Manovich then goes on to compare database with syntagmatic and narrative with paradigmatic principles of language noting an important shift in the digital world. Whereas in traditional print the syntagm is explicitly realized instantially, (e.g. the sentence) and the paradigm is implicit (e.g. the lexical resources of the language), in virtual media the syntagm is realized through a series of linkages – it is therefore more virtual than the database that drives it. Although this is an intriguing idea, this is one of the places where I would question his use of ‘database’. In this instance he is referring to the actual structured entity of database, ignoring that it is no more substantial than the linkages that he dismisses as implicit. While there is an interface that allows programmers to interact with databases, this is merely a fabrication that allows a corporeal entity to manipulate virtual data. Ironically, Manovich himself makes this point, but fails to connect it to his own argument about the explicit nature of databases.

The ‘language-like sequencing’ of interactive interface is, Manovich postulates, the effect of cinema as the dominant semiological influence of the 20th century, subsuming all other narratives into a linear sequence. I found this an odd comment in face of all the critical theory around the narrative form of the novel as a dominant form long before the introduction of cinema. Of course, if he was conceiving digital media under the category of visual media, which would be reasonable, his argument would hold – but he hasn’t, in spite of his tendency to repeatedly place it against the theoretical backdrop of visual culture.

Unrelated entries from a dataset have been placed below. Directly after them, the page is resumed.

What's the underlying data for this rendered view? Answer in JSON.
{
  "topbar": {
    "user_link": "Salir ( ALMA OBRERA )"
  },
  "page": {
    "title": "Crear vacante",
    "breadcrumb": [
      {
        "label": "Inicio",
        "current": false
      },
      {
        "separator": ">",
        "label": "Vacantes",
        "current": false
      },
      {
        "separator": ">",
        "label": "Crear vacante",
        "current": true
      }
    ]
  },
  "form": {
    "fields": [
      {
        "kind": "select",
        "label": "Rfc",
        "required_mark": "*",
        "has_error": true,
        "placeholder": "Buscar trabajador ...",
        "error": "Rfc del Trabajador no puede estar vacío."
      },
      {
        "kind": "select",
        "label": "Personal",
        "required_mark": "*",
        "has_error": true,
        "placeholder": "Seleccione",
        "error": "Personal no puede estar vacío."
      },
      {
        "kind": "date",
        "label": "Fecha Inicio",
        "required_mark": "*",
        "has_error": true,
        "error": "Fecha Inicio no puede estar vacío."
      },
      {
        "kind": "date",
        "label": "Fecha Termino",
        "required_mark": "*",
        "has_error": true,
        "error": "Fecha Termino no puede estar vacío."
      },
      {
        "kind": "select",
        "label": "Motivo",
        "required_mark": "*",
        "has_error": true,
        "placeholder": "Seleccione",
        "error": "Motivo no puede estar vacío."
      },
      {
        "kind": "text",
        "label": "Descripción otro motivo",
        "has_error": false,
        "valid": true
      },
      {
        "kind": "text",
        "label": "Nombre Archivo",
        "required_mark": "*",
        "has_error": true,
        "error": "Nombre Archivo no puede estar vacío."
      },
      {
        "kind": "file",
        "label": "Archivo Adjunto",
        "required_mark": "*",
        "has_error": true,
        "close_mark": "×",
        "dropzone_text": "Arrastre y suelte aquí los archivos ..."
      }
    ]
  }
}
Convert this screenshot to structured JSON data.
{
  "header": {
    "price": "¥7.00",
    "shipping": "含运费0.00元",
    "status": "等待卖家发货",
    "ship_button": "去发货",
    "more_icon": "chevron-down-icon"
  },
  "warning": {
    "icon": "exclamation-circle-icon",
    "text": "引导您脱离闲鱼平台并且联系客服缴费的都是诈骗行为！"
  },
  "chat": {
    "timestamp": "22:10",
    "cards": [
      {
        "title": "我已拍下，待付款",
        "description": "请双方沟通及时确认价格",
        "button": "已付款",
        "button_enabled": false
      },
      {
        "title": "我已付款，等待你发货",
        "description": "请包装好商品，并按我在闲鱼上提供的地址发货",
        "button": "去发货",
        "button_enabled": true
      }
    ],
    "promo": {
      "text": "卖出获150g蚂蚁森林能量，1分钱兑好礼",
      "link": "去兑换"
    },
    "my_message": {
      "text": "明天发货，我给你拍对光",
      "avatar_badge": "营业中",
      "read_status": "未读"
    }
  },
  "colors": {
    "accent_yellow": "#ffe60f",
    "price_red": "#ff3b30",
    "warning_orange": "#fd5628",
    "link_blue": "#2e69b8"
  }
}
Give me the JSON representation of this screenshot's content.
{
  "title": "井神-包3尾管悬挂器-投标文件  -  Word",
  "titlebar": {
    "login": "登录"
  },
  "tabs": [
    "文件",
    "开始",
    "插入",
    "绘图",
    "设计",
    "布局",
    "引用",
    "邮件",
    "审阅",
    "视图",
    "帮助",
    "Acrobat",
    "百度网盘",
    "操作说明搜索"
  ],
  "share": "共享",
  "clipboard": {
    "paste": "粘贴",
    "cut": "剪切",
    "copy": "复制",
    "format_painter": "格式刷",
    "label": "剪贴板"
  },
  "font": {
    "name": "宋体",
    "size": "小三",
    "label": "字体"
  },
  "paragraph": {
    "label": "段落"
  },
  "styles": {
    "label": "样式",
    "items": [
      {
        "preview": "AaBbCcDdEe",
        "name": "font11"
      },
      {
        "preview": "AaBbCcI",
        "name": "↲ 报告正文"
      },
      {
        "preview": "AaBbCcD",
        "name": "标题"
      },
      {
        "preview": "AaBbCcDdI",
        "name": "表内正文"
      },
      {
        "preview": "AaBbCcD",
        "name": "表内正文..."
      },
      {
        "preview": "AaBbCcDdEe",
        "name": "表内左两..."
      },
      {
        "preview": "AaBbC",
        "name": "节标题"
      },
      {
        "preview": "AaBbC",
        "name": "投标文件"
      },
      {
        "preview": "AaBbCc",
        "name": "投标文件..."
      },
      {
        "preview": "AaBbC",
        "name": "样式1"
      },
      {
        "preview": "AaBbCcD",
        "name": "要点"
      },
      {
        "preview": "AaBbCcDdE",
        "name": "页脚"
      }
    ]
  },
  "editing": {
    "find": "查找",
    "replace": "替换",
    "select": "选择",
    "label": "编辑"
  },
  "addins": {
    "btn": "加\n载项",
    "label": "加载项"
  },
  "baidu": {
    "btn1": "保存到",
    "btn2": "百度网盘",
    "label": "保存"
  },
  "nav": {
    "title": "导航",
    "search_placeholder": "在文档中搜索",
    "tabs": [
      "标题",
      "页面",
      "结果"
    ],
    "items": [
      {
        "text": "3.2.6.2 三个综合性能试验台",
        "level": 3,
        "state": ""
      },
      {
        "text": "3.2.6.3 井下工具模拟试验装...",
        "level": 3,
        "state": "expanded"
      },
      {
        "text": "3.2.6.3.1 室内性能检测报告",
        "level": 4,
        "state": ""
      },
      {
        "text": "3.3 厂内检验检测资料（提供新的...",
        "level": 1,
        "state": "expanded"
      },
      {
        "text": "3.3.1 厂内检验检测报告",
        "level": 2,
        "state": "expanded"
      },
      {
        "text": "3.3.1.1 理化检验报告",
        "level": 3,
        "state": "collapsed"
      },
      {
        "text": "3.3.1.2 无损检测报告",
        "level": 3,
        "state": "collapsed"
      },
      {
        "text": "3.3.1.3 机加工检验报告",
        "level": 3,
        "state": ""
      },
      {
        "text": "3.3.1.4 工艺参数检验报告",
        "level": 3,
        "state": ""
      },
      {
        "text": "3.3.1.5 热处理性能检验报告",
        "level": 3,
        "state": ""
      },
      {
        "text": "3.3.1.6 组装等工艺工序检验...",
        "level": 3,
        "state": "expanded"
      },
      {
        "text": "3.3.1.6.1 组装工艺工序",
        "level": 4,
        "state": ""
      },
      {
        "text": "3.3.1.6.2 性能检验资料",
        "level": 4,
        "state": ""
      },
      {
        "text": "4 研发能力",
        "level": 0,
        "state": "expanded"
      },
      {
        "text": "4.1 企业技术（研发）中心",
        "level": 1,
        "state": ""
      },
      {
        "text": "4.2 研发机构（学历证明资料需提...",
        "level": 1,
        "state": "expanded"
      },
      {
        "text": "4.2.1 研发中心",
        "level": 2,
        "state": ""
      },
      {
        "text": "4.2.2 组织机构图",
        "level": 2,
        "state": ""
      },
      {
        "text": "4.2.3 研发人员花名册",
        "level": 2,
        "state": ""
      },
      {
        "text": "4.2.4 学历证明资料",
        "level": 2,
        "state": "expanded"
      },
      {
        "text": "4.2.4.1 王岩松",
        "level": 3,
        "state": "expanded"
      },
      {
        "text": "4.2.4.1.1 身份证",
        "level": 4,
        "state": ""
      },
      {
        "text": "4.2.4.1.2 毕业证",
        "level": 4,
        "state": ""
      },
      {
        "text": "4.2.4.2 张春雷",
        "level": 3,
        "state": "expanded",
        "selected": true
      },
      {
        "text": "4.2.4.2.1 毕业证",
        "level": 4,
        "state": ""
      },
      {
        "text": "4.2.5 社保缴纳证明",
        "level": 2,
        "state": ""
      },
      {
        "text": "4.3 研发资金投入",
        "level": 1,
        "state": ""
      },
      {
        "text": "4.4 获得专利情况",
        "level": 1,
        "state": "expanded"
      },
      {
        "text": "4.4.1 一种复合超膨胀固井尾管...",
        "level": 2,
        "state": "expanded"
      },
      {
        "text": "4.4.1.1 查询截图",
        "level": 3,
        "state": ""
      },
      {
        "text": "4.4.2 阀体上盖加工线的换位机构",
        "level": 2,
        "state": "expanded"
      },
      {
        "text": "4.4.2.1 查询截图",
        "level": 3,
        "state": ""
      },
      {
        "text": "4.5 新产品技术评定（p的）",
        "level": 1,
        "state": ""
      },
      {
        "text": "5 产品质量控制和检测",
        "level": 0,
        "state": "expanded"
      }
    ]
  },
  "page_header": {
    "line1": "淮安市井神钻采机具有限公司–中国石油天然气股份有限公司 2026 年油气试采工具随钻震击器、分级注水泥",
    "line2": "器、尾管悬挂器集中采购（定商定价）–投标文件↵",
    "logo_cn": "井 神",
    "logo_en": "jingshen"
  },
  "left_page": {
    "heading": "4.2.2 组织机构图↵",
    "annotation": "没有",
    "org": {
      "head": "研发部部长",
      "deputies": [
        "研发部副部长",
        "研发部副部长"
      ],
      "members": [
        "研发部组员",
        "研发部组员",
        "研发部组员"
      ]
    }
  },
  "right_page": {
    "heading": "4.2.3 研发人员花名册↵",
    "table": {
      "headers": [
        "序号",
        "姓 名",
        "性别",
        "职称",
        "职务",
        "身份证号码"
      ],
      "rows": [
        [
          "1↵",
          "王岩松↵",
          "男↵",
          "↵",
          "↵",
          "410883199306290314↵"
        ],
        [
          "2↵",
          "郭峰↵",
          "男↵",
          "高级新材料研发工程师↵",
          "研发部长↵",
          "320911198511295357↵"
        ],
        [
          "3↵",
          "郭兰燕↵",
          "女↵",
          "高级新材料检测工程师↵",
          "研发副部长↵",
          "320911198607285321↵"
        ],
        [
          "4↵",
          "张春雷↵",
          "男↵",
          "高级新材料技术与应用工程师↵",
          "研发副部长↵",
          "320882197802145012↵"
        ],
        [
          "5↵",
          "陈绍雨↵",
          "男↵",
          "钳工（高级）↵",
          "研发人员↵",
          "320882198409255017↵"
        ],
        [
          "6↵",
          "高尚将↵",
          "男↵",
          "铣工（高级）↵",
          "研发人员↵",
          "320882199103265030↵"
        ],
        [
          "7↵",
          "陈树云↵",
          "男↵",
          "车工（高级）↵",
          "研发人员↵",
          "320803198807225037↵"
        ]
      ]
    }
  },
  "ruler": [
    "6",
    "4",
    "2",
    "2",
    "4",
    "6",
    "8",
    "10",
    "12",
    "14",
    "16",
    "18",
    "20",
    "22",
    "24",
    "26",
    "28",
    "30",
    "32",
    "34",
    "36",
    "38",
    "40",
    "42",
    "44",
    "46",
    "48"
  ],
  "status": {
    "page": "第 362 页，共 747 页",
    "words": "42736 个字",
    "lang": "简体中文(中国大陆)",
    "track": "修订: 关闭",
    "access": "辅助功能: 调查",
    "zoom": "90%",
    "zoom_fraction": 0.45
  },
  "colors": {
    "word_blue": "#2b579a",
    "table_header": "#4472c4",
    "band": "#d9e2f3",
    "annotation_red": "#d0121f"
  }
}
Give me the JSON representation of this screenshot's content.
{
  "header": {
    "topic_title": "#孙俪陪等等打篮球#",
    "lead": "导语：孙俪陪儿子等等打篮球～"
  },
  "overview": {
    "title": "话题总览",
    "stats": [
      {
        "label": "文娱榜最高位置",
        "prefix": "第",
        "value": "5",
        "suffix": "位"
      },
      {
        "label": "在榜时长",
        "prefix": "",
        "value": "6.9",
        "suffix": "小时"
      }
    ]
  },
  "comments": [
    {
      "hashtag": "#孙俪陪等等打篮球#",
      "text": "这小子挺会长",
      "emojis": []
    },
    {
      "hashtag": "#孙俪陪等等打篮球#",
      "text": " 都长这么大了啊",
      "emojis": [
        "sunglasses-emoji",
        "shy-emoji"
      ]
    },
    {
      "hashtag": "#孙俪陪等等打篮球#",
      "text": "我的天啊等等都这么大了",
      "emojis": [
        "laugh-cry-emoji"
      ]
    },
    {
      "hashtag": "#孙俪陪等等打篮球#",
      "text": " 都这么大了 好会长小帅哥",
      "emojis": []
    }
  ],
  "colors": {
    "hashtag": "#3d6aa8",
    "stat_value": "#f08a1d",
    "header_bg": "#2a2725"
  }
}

After demonstrating the interconnectedness of the paradigmatic and the syntagmatic within the process of editing film to create a narrative, Manaovich suggests perhaps database and narrative impulses are simply two ‘essential responses to the world’, competing with each other to create endless hybrids of creative forms. I would add that the editorial process as an exercise of creating narrative out of a ‘database’ of shot footage, is more accurate in the editing of documentary rather than fictional films, which are more ‘remediation’ of a screenplay, with angles, frames and lightening indexing specific text in the script. Documentary on the other hand, often involves the capturing of unpredictable images and action (e.g. cinéma vérité), and structured into narrative sequencing during post-production.

He then calls on digital media to move beyond the tradition sequencing of narrative form, as did the novel (acknowledging at last its pioneering role in narrative development), to embrace experimental forms of avant-garde cinema such as the interactive narratives of Greenaway and Vertov’s Man with a Camera, which he describes as a ‘catalog of discoveries’. Interestingly, Levi-Strauss places bricolage at the intersection of scientific knowledge and magical thought – perhaps that would be an apt description of what Manovich is putting forth. Certainly bricolage has been a collective motif of the virtual remix cultural, who essentially decontextualize items from their familiar associations and positions to create new and unexpected narratives.

Question 1 – How do power relations (in terms of control over form) differ in database versus narrative forms?

Question 2 – Does database give more power to the user – why or why not?

Question 3 – How successfully do Labyrinth, Immemory or Soft Cinema hybrid syntagmatic and paradigmatic impulses?

Question 4 – How does the fact that digital is essentially manifesting a linear, binary code impact Manovich’s belief in the ontological status of the database?

Just as an interesting case in point – I came across this promo for a new data management system that seems to be trying to replace the traditional hierarchies of the Windows interface with a more ‘database’ driven set of relations – I wonder if this will be the wave of the future – social bookmarking seems to be moving us there already – if you get a chance take a peek:


Thu, January 18 2007 » Future Cinema, database, seminar summaries